Australia’s Great Barrier Reef is not only an iconic natural wonder but also the largest coral reef system on the planet. Spanning over 2,300 kilometers (1,400 miles) along the northeastern coastline of Australia, it is a breathtaking ecosystem teeming with marine life and vibrant coral formations. However, behind its stunning beauty lies a tale of environmental challenges and an uncertain future. In this article, we delve into the awe-inspiring numbers and explore the current threats faced by the Great Barrier Reef.
1. Unparalleled Biodiversity: A Haven for Marine Life
The Great Barrier Reef is home to an astounding array of marine species, boasting over 1,500 fish species, 600 types of coral, and more than 30 species of whales and dolphins. Its unparalleled biodiversity is a testament to the reef’s significance as a global marine sanctuary. Approximately 3,000 individual reef systems and coral cays make up this underwater wonderland, providing crucial habitats for countless organisms.
2. Massive Scale: A Natural Wonder Visible from Space
Stretching an impressive 348,000 square kilometers (134,000 square miles), the Great Barrier Reef is so vast that it can be observed from outer space. Its immense scale is equivalent to the combined area of around 70 million football fields! This natural marvel captivates not only those who explore its depths but also those who witness its grandeur from above.
3. Economic Value: A Lucrative Tourism Industry
The Great Barrier Reef is not only a natural wonder but also a significant economic asset for Australia. It generates billions of dollars annually through tourism, supporting local communities and businesses. With more than two million visitors each year, the reef offers diverse activities such as snorkeling, diving, and boat tours, providing an unforgettable experience for nature enthusiasts and adventurers alike.
4. Climate Change Impact: A Threat to Coral Survival
Despite its resilience, the Great Barrier Reef faces numerous challenges, with climate change being one of the most critical. Rising sea temperatures and ocean acidification pose a significant threat to the reef’s delicate balance. In recent decades, the reef has experienced severe coral bleaching events, causing widespread coral death and devastating its vibrant colors. Scientists estimate that approximately 50% of the coral cover has been lost over the past three decades.
5. Conservation Efforts: Protecting a National Treasure
Recognizing the urgency to safeguard this invaluable natural treasure, Australia has implemented various conservation initiatives. Efforts include water quality improvement, reducing pollution runoff, and implementing stricter regulations on fishing and boating activities within the reef’s boundaries. International collaborations and research programs are also vital in understanding and mitigating the threats faced by the reef.
The Great Barrier Reef stands as a testament to the remarkable beauty and fragility of our natural world. Its enormous scale, breathtaking biodiversity, and economic significance highlight its global importance. However, with climate change looming as a grave threat, concerted efforts are needed to protect and preserve this fragile ecosystem.

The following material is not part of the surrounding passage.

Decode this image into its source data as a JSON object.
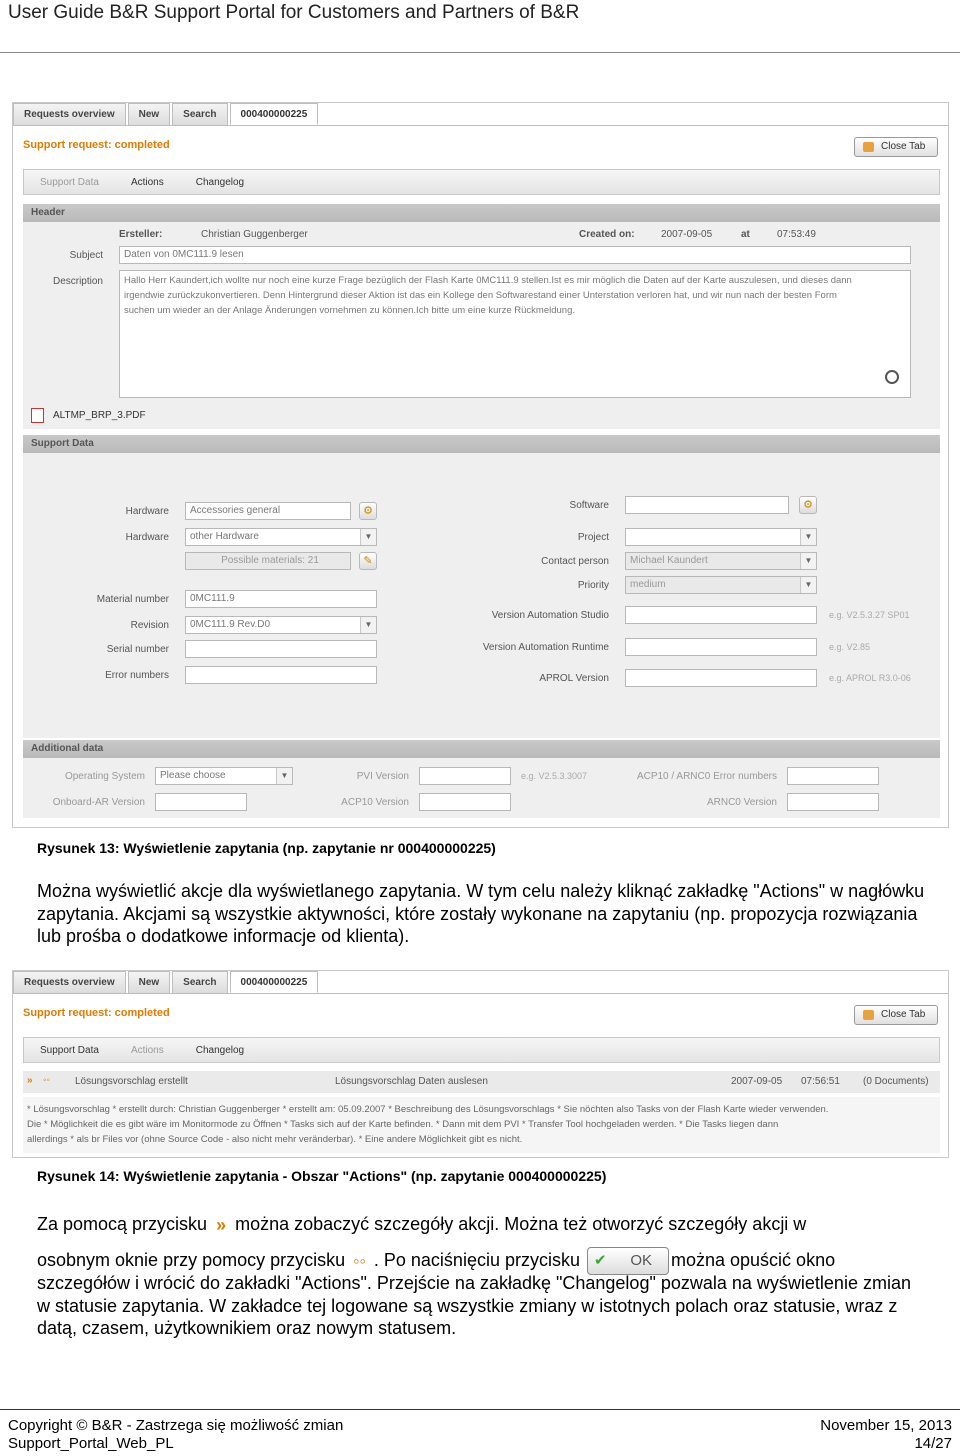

By raising awareness, implementing sustainable practices, and taking decisive action, we can strive to secure the future of this world wonder for generations to come.
Remember, when it comes to the Great Barrier Reef, the numbers are not just statistics but a call to action for its survival.